**Work to be completed:**
Copy out each line below containing "value".

[Web page and app entries]
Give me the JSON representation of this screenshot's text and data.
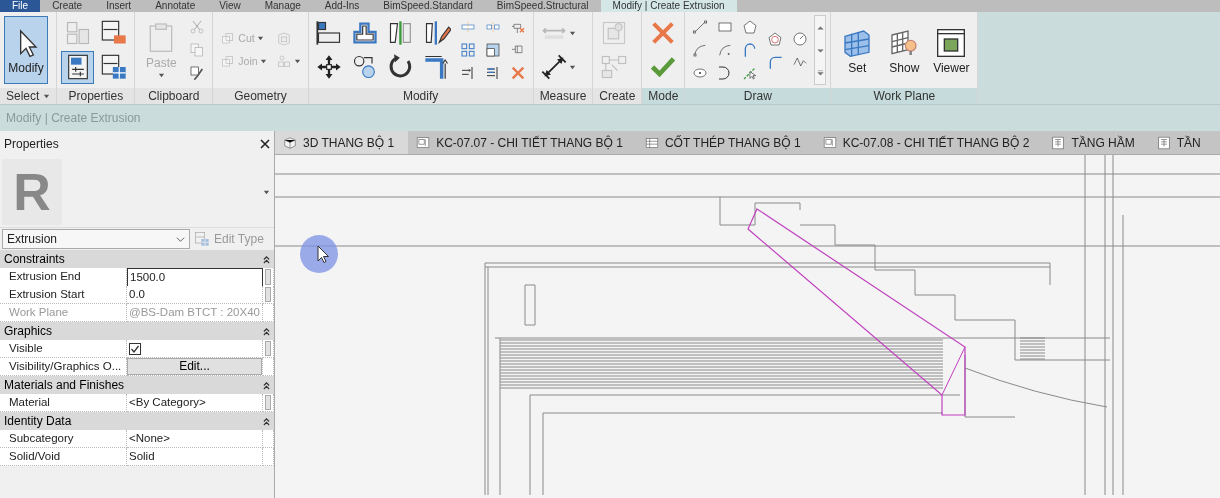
{
  "menu_tabs": [
    {
      "label": "File",
      "kind": "file",
      "selected": false
    },
    {
      "label": "Create",
      "kind": "tab",
      "selected": false
    },
    {
      "label": "Insert",
      "kind": "tab",
      "selected": false
    },
    {
      "label": "Annotate",
      "kind": "tab",
      "selected": false
    },
    {
      "label": "View",
      "kind": "tab",
      "selected": false
    },
    {
      "label": "Manage",
      "kind": "tab",
      "selected": false
    },
    {
      "label": "Add-Ins",
      "kind": "tab",
      "selected": false
    },
    {
      "label": "BimSpeed.Standard",
      "kind": "tab",
      "selected": false
    },
    {
      "label": "BimSpeed.Structural",
      "kind": "tab",
      "selected": false
    },
    {
      "label": "Modify | Create Extrusion",
      "kind": "tab",
      "selected": true
    }
  ],
  "ribbon_panels": [
    {
      "title": "Select",
      "title_dropdown": true,
      "contextual": false,
      "stacks": [
        [
          {
            "label": "Modify",
            "selected": true,
            "disabled": false
          }
        ]
      ]
    },
    {
      "title": "Properties",
      "title_dropdown": false,
      "contextual": false,
      "stacks": [
        [
          {
            "selected": false,
            "disabled": true
          },
          {
            "selected": true,
            "disabled": false
          }
        ],
        [
          {
            "selected": false,
            "disabled": false
          },
          {
            "selected": false,
            "disabled": false
          }
        ]
      ]
    },
    {
      "title": "Clipboard",
      "title_dropdown": false,
      "contextual": false,
      "stacks": [
        [
          {
            "label": "Paste",
            "dropdown": true,
            "selected": false,
            "disabled": true
          }
        ],
        [
          {
            "selected": false,
            "disabled": true
          },
          {
            "selected": false,
            "disabled": true
          },
          {
            "selected": false,
            "disabled": false
          }
        ]
      ]
    },
    {
      "title": "Geometry",
      "title_dropdown": false,
      "contextual": false,
      "stacks": [
        [
          {
            "label": "Cut",
            "dropdown": true,
            "selected": false,
            "disabled": true
          },
          {
            "label": "Join",
            "dropdown": true,
            "selected": false,
            "disabled": true
          }
        ],
        [
          {
            "selected": false,
            "disabled": true
          },
          {
            "dropdown": true,
            "selected": false,
            "disabled": true
          }
        ]
      ]
    },
    {
      "title": "Modify",
      "title_dropdown": false,
      "contextual": false,
      "stacks": [
        [
          {
            "selected": false,
            "disabled": false
          },
          {
            "selected": false,
            "disabled": false
          }
        ],
        [
          {
            "selected": false,
            "disabled": false
          },
          {
            "selected": false,
            "disabled": false
          }
        ],
        [
          {
            "selected": false,
            "disabled": false
          },
          {
            "selected": false,
            "disabled": false
          }
        ],
        [
          {
            "selected": false,
            "disabled": false
          },
          {
            "selected": false,
            "disabled": false
          }
        ],
        [
          {
            "selected": false,
            "disabled": false
          },
          {
            "selected": false,
            "disabled": false
          },
          {
            "selected": false,
            "disabled": false
          }
        ],
        [
          {
            "selected": false,
            "disabled": false
          },
          {
            "selected": false,
            "disabled": false
          },
          {
            "selected": false,
            "disabled": false
          }
        ],
        [
          {
            "selected": false,
            "disabled": false
          },
          {
            "selected": false,
            "disabled": false
          },
          {
            "selected": false,
            "disabled": false
          }
        ]
      ]
    },
    {
      "title": "Measure",
      "title_dropdown": false,
      "contextual": false,
      "stacks": [
        [
          {
            "dropdown": true,
            "selected": false,
            "disabled": true
          },
          {
            "dropdown": true,
            "selected": false,
            "disabled": false
          }
        ]
      ]
    },
    {
      "title": "Create",
      "title_dropdown": false,
      "contextual": false,
      "stacks": [
        [
          {
            "selected": false,
            "disabled": true
          },
          {
            "selected": false,
            "disabled": true
          }
        ]
      ]
    },
    {
      "title": "Mode",
      "title_dropdown": false,
      "contextual": true,
      "stacks": [
        [
          {
            "selected": false,
            "disabled": false
          },
          {
            "selected": false,
            "disabled": false
          }
        ]
      ]
    },
    {
      "title": "Draw",
      "title_dropdown": false,
      "contextual": true,
      "stacks": [
        [
          {
            "selected": false,
            "disabled": false
          },
          {
            "selected": false,
            "disabled": false
          },
          {
            "selected": false,
            "disabled": false
          }
        ],
        [
          {
            "selected": false,
            "disabled": false
          },
          {
            "selected": false,
            "disabled": false
          },
          {
            "selected": false,
            "disabled": false
          }
        ],
        [
          {
            "selected": false,
            "disabled": false
          },
          {
            "selected": false,
            "disabled": false
          },
          {
            "selected": false,
            "disabled": false
          }
        ],
        [
          {
            "selected": false,
            "disabled": false
          },
          {
            "selected": false,
            "disabled": false
          }
        ],
        [
          {
            "selected": false,
            "disabled": false
          },
          {
            "selected": false,
            "disabled": false
          }
        ]
      ]
    },
    {
      "title": "Work Plane",
      "title_dropdown": false,
      "contextual": true,
      "stacks": [
        [
          {
            "label": "Set",
            "selected": false,
            "disabled": false
          }
        ],
        [
          {
            "label": "Show",
            "selected": false,
            "disabled": false
          }
        ],
        [
          {
            "label": "Viewer",
            "selected": false,
            "disabled": false
          }
        ]
      ]
    }
  ],
  "context_bar": {
    "text": "Modify | Create Extrusion"
  },
  "properties": {
    "title": "Properties",
    "logo_letter": "R",
    "type": "Extrusion",
    "edit_type": {
      "label": "Edit Type",
      "disabled": true
    },
    "groups": [
      {
        "name": "Constraints",
        "expanded": true,
        "rows": [
          {
            "name": "Extrusion End",
            "value": "1500.0",
            "kind": "input",
            "disabled": false
          },
          {
            "name": "Extrusion Start",
            "value": "0.0",
            "kind": "text",
            "disabled": false
          },
          {
            "name": "Work Plane",
            "value": "@BS-Dam BTCT : 20X40",
            "kind": "text",
            "disabled": true
          }
        ]
      },
      {
        "name": "Graphics",
        "expanded": true,
        "rows": [
          {
            "name": "Visible",
            "kind": "checkbox",
            "checked": true,
            "disabled": false
          },
          {
            "name": "Visibility/Graphics O...",
            "value": "Edit...",
            "kind": "button",
            "disabled": false
          }
        ]
      },
      {
        "name": "Materials and Finishes",
        "expanded": true,
        "rows": [
          {
            "name": "Material",
            "value": "<By Category>",
            "kind": "text",
            "disabled": false
          }
        ]
      },
      {
        "name": "Identity Data",
        "expanded": true,
        "rows": [
          {
            "name": "Subcategory",
            "value": "<None>",
            "kind": "text",
            "disabled": false
          },
          {
            "name": "Solid/Void",
            "value": "Solid",
            "kind": "text",
            "disabled": false
          }
        ]
      }
    ]
  },
  "view_tabs": [
    {
      "label": "3D THANG BỘ 1",
      "selected": true
    },
    {
      "label": "KC-07.07 - CHI TIẾT THANG BỘ 1",
      "selected": false
    },
    {
      "label": "CỐT THÉP THANG BỘ 1",
      "selected": false
    },
    {
      "label": "KC-07.08 - CHI TIẾT THANG BỘ 2",
      "selected": false
    },
    {
      "label": "TẦNG HẦM",
      "selected": false
    },
    {
      "label": "TẦN",
      "selected": false
    }
  ]
}
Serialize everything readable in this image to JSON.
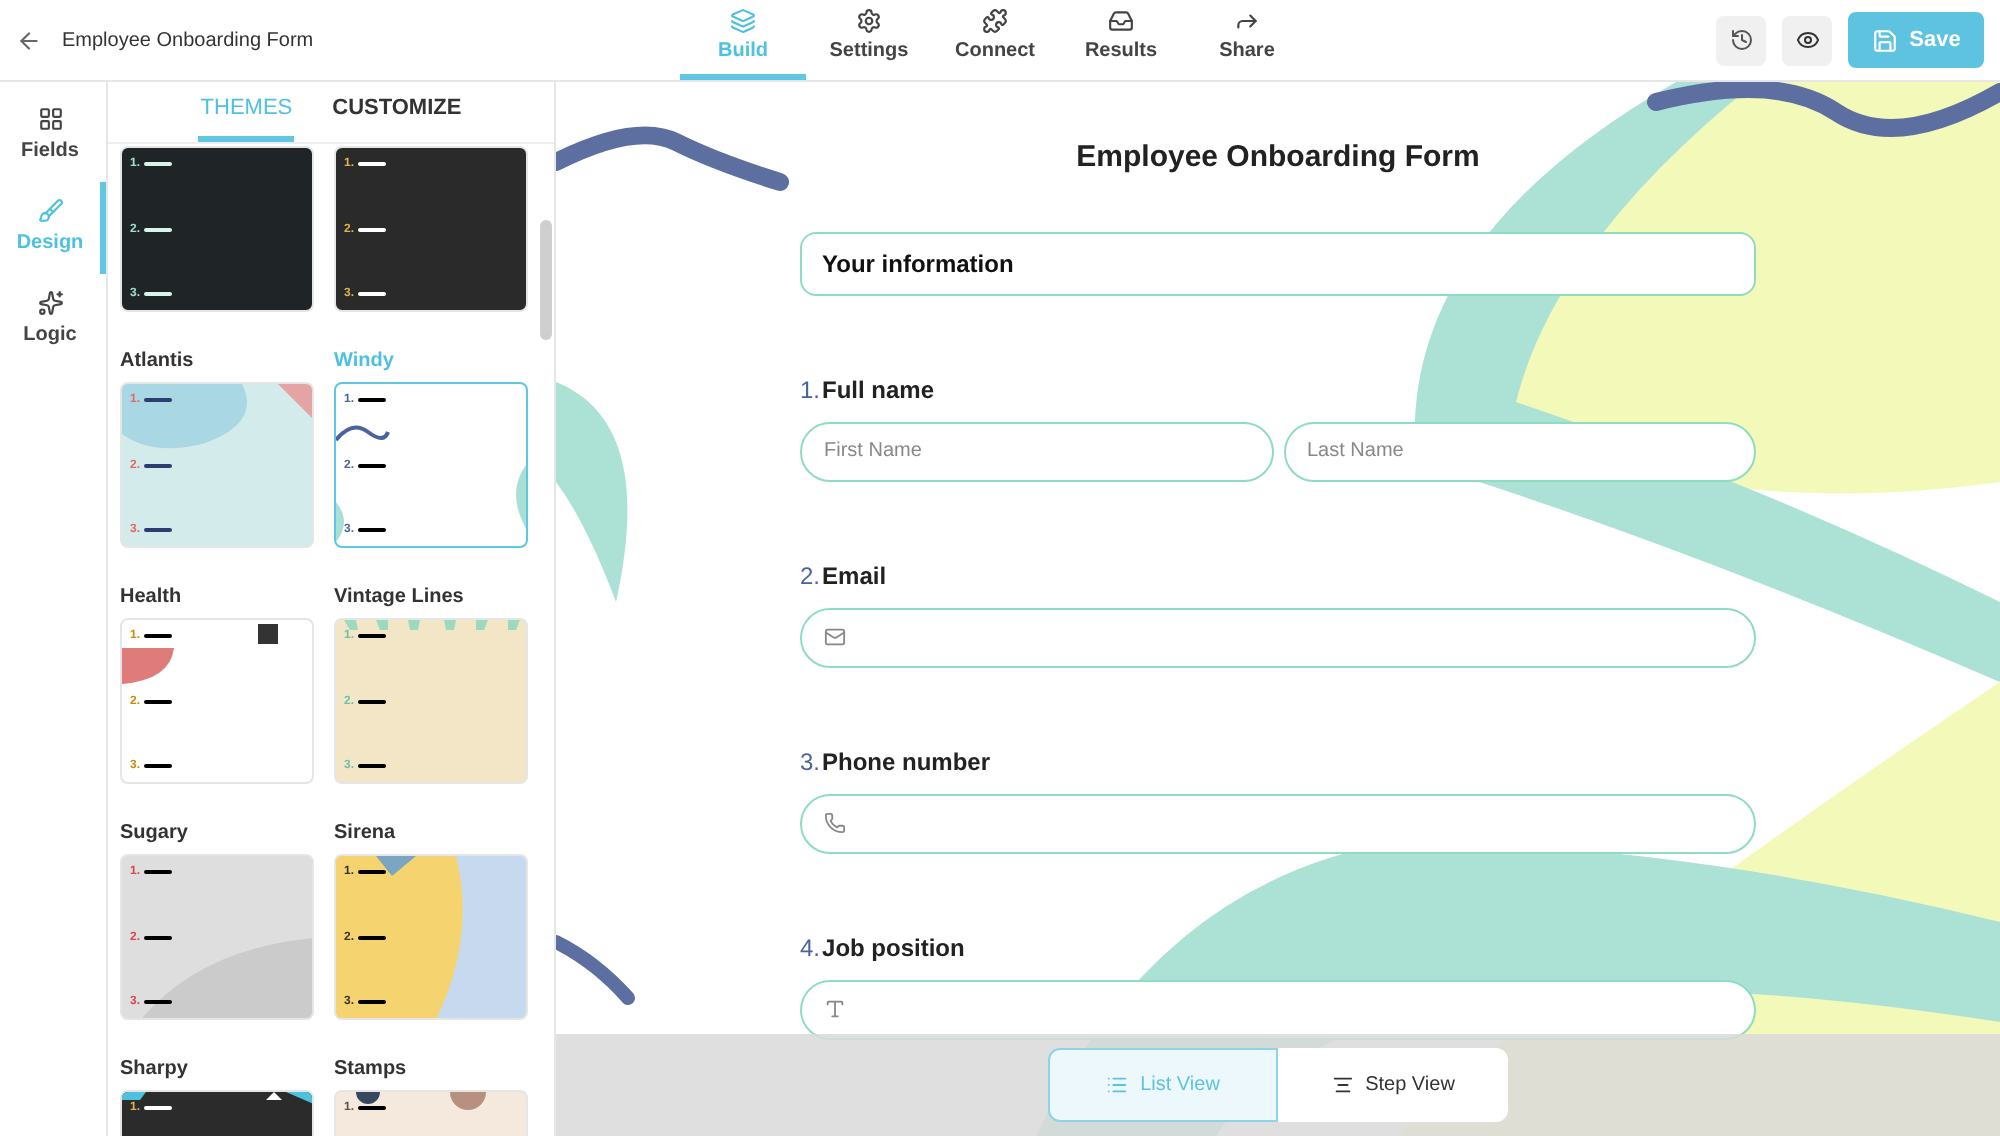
{
  "header": {
    "title": "Employee Onboarding Form",
    "tabs": [
      {
        "label": "Build",
        "selected": true
      },
      {
        "label": "Settings",
        "selected": false
      },
      {
        "label": "Connect",
        "selected": false
      },
      {
        "label": "Results",
        "selected": false
      },
      {
        "label": "Share",
        "selected": false
      }
    ],
    "save": "Save"
  },
  "rail": [
    {
      "label": "Fields",
      "selected": false
    },
    {
      "label": "Design",
      "selected": true
    },
    {
      "label": "Logic",
      "selected": false
    }
  ],
  "panel": {
    "tabs": [
      {
        "label": "THEMES",
        "selected": true
      },
      {
        "label": "CUSTOMIZE",
        "selected": false
      }
    ],
    "themes": [
      {
        "kind": "dark",
        "selected": false,
        "marks": [
          "1.",
          "2.",
          "3."
        ]
      },
      {
        "kind": "chalk",
        "selected": false,
        "marks": [
          "1.",
          "2.",
          "3."
        ]
      },
      {
        "name": "Atlantis",
        "kind": "atlantis",
        "selected": false,
        "marks": [
          "1.",
          "2.",
          "3."
        ]
      },
      {
        "name": "Windy",
        "kind": "windy",
        "selected": true,
        "marks": [
          "1.",
          "2.",
          "3."
        ]
      },
      {
        "name": "Health",
        "kind": "health",
        "selected": false,
        "marks": [
          "1.",
          "2.",
          "3."
        ]
      },
      {
        "name": "Vintage Lines",
        "kind": "vintage",
        "selected": false,
        "marks": [
          "1.",
          "2.",
          "3."
        ]
      },
      {
        "name": "Sugary",
        "kind": "sugary",
        "selected": false,
        "marks": [
          "1.",
          "2.",
          "3."
        ]
      },
      {
        "name": "Sirena",
        "kind": "sirena",
        "selected": false,
        "marks": [
          "1.",
          "2.",
          "3."
        ]
      },
      {
        "name": "Sharpy",
        "kind": "sharpy",
        "selected": false,
        "marks": [
          "1."
        ]
      },
      {
        "name": "Stamps",
        "kind": "stamps",
        "selected": false,
        "marks": [
          "1."
        ]
      }
    ]
  },
  "form": {
    "title": "Employee Onboarding Form",
    "section": "Your information",
    "questions": [
      {
        "number": "1.",
        "label": "Full name",
        "kind": "name",
        "placeholders": [
          "First Name",
          "Last Name"
        ]
      },
      {
        "number": "2.",
        "label": "Email",
        "kind": "email"
      },
      {
        "number": "3.",
        "label": "Phone number",
        "kind": "phone"
      },
      {
        "number": "4.",
        "label": "Job position",
        "kind": "text"
      }
    ]
  },
  "views": [
    {
      "label": "List View",
      "kind": "list",
      "selected": true
    },
    {
      "label": "Step View",
      "kind": "step",
      "selected": false
    }
  ]
}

**Result:**
            "value": "1500.0",
            "value": "0.0",
            "value": "@BS-Dam BTCT : 20X40",
            "value": "Edit...",
            "value": "<By Category>",
            "value": "<None>",
            "value": "Solid",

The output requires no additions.